Bigelow points out that much of the second half of the film shows agents using other methods such as electronic surveillance.
The movie shifts between locations, including secret CIA centers in foreign countries known as Black sites, the Pakistan city of Islamabad and Camp Chapman, in Khost, Afghanistan. It is not meant to be an accurate depiction of all the players involved in hunting the al Qaeda leader, Bigelow and Boal said.
REAL AND COMPOSITE CHARACTERS
Instead, it tells the story through the eyes of Maya, fresh-faced and not long in the field, battling security threats, CIA bureaucracy and unsupportive bosses to eventually track bin Laden to his compound in Abbottabad, Pakistan.
"She is based on a real person, and there are other people who also contributed who are not represented, whose work I hope is reflected in her character - it's a character in a movie and not a documentary," Boal said.
"I wanted to put the audience in the perspective of those people, those men and women on the ground who are conducting this hunt," said Bigelow. "It's ten years compressed into two plus hours...But it's really the rhythm of the hunt that creates the rhythm of the movie."
Chastain told Reuters in an interview that the woman she portrays is still active. The Washington Post has reported that the agent is now in her thirties, remains undercover and while receiving the agency's highest medal, was denied a promotion.
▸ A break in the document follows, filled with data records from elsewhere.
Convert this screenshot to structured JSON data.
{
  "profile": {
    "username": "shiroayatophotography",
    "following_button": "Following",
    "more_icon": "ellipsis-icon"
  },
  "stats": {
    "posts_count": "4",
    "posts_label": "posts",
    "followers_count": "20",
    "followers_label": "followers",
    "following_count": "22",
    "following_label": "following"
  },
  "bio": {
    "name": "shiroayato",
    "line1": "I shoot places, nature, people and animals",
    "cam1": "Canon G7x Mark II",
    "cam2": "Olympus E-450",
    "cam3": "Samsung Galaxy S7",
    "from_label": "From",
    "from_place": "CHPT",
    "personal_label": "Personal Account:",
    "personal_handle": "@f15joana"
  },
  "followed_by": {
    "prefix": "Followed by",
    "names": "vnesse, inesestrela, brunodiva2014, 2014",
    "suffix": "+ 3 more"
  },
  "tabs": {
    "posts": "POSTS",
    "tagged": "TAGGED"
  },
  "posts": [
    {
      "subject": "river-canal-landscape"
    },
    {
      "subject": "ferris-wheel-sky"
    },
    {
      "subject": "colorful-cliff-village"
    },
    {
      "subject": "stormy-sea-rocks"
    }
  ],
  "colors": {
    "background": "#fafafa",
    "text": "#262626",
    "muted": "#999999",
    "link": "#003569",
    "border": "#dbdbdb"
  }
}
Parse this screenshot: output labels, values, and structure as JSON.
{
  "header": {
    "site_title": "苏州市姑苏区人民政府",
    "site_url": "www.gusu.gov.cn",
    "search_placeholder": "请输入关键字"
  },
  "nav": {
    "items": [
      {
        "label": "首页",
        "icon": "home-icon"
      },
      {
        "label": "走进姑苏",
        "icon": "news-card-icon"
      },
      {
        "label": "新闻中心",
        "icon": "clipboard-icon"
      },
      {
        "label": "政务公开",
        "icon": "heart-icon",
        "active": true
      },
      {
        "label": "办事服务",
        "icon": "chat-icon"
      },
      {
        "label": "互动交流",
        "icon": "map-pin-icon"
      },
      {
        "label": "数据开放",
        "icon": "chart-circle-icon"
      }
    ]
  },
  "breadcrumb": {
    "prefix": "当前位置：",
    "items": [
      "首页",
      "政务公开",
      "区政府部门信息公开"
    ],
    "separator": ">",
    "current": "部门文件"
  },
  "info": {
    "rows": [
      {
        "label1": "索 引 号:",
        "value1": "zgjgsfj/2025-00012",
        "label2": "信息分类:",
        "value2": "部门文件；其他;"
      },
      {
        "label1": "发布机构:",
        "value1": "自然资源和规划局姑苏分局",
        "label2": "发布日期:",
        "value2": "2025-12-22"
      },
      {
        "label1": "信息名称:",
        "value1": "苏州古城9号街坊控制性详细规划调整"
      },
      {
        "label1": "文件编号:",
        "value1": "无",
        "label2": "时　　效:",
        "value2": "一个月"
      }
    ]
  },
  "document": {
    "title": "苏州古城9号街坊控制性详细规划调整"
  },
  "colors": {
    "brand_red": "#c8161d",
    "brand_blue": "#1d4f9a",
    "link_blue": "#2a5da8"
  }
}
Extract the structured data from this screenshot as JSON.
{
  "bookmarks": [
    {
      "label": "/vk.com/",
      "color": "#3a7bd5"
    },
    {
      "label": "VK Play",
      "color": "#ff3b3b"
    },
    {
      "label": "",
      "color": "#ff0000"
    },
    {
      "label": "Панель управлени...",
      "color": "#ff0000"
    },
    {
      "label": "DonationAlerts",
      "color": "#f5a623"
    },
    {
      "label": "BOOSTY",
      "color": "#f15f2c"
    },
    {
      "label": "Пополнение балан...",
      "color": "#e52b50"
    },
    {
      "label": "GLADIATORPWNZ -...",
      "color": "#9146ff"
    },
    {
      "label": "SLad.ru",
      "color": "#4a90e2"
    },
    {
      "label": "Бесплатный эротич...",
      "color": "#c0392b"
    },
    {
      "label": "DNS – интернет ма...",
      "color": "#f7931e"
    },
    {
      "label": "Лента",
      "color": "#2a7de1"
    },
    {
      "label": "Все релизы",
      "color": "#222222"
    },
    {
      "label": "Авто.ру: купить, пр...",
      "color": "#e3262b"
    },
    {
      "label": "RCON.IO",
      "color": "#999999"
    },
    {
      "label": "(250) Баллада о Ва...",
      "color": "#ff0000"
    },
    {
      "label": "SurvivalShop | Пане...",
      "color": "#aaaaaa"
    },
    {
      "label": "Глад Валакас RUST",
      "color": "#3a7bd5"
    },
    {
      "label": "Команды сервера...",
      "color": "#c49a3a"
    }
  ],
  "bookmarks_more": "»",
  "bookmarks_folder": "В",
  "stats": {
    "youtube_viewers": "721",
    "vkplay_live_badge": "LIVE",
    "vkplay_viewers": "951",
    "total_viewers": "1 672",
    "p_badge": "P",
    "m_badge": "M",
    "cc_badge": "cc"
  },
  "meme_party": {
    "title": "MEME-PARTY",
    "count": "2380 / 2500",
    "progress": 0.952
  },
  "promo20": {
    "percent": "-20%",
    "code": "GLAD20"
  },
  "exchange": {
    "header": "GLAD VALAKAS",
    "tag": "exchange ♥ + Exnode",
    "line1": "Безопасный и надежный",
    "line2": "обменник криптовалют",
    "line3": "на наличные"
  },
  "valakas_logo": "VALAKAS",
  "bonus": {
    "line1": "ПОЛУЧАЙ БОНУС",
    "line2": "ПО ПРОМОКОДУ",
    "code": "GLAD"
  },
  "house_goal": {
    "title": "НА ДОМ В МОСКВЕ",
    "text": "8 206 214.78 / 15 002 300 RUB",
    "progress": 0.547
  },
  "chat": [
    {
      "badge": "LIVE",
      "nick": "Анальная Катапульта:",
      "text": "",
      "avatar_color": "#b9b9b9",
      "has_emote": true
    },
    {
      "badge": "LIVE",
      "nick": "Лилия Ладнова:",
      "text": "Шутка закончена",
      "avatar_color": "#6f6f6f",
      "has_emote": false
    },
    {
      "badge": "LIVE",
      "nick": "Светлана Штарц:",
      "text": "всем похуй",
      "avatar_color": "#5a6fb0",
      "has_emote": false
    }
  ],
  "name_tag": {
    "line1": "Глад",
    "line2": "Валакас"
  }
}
Boal, a freelance journalist turned screenwriter who won a best screenplay Oscar for "The Hurt Locker", would not elaborate except to say that the agent was "a real person."
"I spoke to a number of people, I gathered as many first hand accounts as I could," he said. He has denied being leaked, or asking for, any classified material.
Early reviews of the film, which will be released more widely on January 11, have been positive, especially for Bigelow's sense of pacing and suspense. The Hollywood Reporter said it "could well be the most impressive film Bigelow has made, as well as possibly her most personal."
(Reporting by Christine Kearney, editing by Jill Serjeant and David Storey)